Why: Some families and individuals also need help getting nourishing meals on the table. New York City is committed to assisting low-income individuals and families afford nutritious and healthy food.
How: We administer multiple programs for those who need financial help getting nourishing meals on the table, and also encourage more grocery stores and fresh food retail in their neighborhoods. The City works to ensure that New Yorkers are aware of the programs available to them and promotes program participation.
For years, New York City’s Human Resources Administration (HRA) has made access to food stamps easier through a variety of initiatives including streamlining the application process, improvements in technology, and continued outreach. One important change to access has been the income resource test waiver that has allowed families to be eligible for food stamps at 130% the poverty rate, and for seniors, 200% the poverty rate. Other changes include: the recertification timeline has increased from 6 to 12 months, more than 60 community-based organizations now assist with the application process, and an interactive telephone system to recertify have all been put into place, lifting the burden on working adults to come into the office more often than necessary.
Apply online for food stamps or find your nearest food stamp office
Health Bucks are $2 coupons good for fresh fruits and vegetables at all NYC farmers markets and are provided to low-income New Yorkers as a SNAP incentive or through community based organizations. Health Bucks is the largest municipal farmer’s market incentive program in the country. For every $5 spent in SNAP benefits at the market, beneficiaries receive a $2 Health Bucks coupon, representing a 40% increase in purchasing power.
Organizations serving low-income New Yorkers can also distribute Health Bucks coupons to support participation in health and nutrition programming and to encourage more residents to shop at farmers markets.

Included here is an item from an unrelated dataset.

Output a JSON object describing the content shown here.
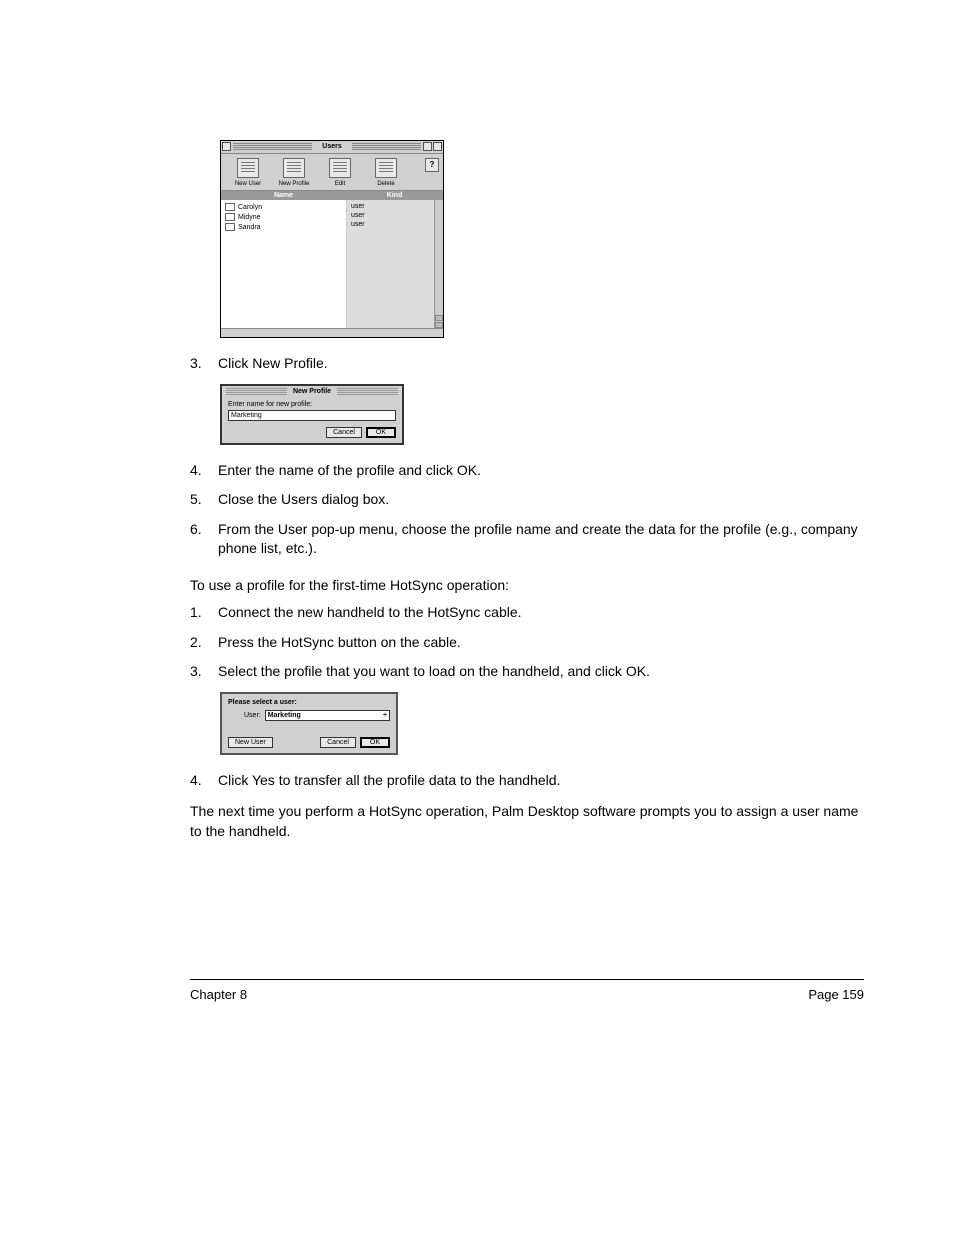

Learn about Health Bucks
Download Farmers’ Market Programs
The Emergency Food Assistance Program (EFAP) helps to provide food to more than 475 emergency food pantries across New York City. EFAP is a municipally funded emergency food program, and all of the food the City purchases for pantries is in compliance with the NYC Agency Food Standards.
In addition, because rates of diet-related diseases are higher among people with limited access to nutritious food, the City worked with the anti-hunger community and NYC food retailers to create the Healthy Food Donation Initiative, which aims to increase the amount and types of healthy food they distribute to New Yorkers struggling to feed themselves and their families. The following materials provide information on how to donate healthier food if you are a food business and how to procure healthier food if you are an emergency food program.
Resources for Emergency Food Programs
Resources for Food Companies
In response to this initiative, there were a number of food retailers who agreed to partner with the City and increase the amount of healthier items they donate and limit their donations of unhealthy items, including:
- BJ's Wholesale Club, Inc.
- Bogopa Service Corporation dba Food Bazaar Supermarkets
- FreshDirect, LLC.
- Krasdale Foods, Inc.
- Union Market/Post Food Corporation
Healthy meals are essential for kids’ well being. In New York City public schools, breakfast is served in school cafeterias prior to the start of the school day to any student, at no cost. A nutritious lunch is also served at all schools for $1.50 per meal, or free or reduced price for families that qualify. Most of our students qualify for free or reduced price lunches.
The Department of Education encourages all eligible students to enroll for free or reduced-price meals. Parents and guardians can return completed paper applications to their child’s school, or they can apply online.
Apply online now
Each year, the MOFP, in partnership with DOE, works with more than a dozen City agencies and nonprofits such as Share Our Strength to help coordinate and promote the Summer Meals program. This program, run by DOE’s Office of SchoolFood, serves free meals to all children 18 years of age and younger at sites throughout the City when school is out. Thanks to collaboration with our partners, the City served more than 7 million meals in 2012.